» Assignment
Your answer should hold the data exactly as given, minus any picture.

Website and app data records:
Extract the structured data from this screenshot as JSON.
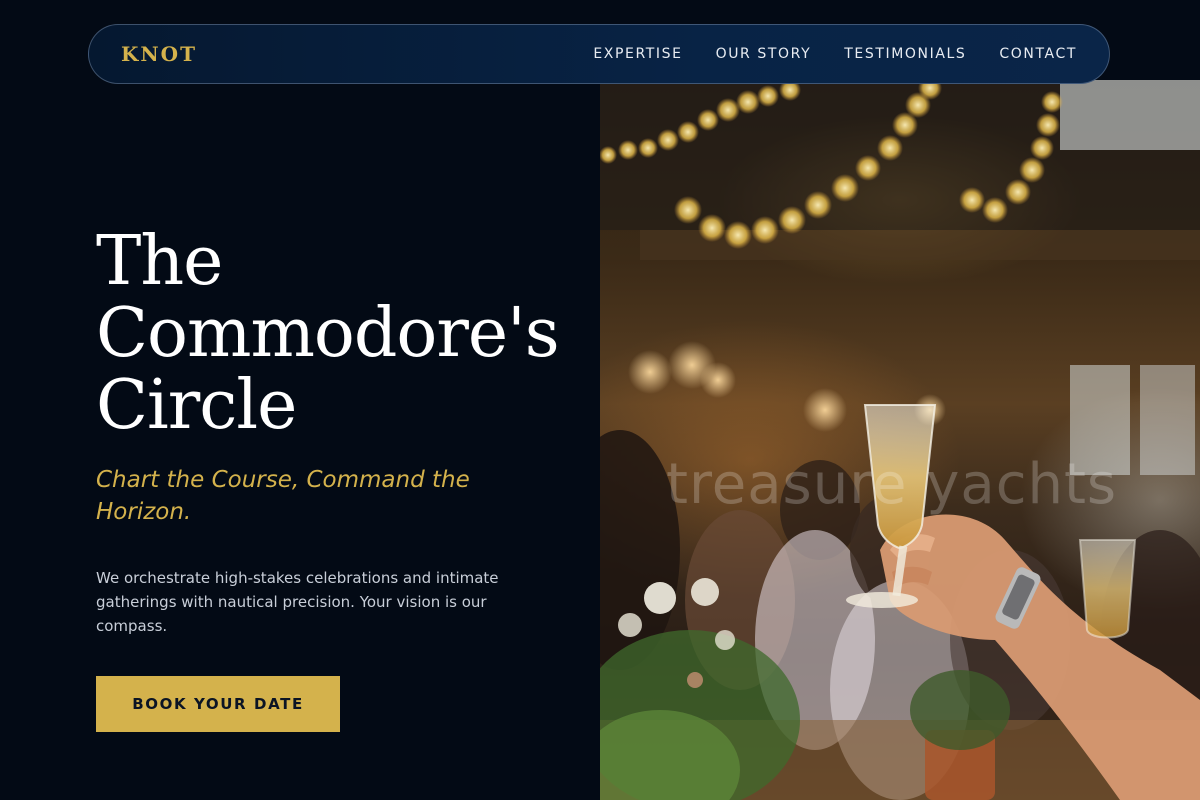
{
  "nav": {
    "brand": "KNOT",
    "links": [
      {
        "label": "EXPERTISE"
      },
      {
        "label": "OUR STORY"
      },
      {
        "label": "TESTIMONIALS"
      },
      {
        "label": "CONTACT"
      }
    ]
  },
  "hero": {
    "title_lines": [
      "The",
      "Commodore's",
      "Circle"
    ],
    "tagline": "Chart the Course, Command the Horizon.",
    "description": "We orchestrate high-stakes celebrations and intimate gatherings with nautical precision. Your vision is our compass.",
    "cta_label": "BOOK YOUR DATE",
    "image_watermark": "treasure yachts"
  },
  "colors": {
    "background": "#030a15",
    "nav_background": "#082345",
    "accent_gold": "#d4b24c",
    "text_light": "#ffffff",
    "text_muted": "#c8ced8"
  }
}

» Solution
Extract the structured data from this screenshot as JSON.
{
  "nav": {
    "brand": "KNOT",
    "links": [
      {
        "label": "EXPERTISE"
      },
      {
        "label": "OUR STORY"
      },
      {
        "label": "TESTIMONIALS"
      },
      {
        "label": "CONTACT"
      }
    ]
  },
  "hero": {
    "title_lines": [
      "The",
      "Commodore's",
      "Circle"
    ],
    "tagline": "Chart the Course, Command the Horizon.",
    "description": "We orchestrate high-stakes celebrations and intimate gatherings with nautical precision. Your vision is our compass.",
    "cta_label": "BOOK YOUR DATE",
    "image_watermark": "treasure yachts"
  },
  "colors": {
    "background": "#030a15",
    "nav_background": "#082345",
    "accent_gold": "#d4b24c",
    "text_light": "#ffffff",
    "text_muted": "#c8ced8"
  }
}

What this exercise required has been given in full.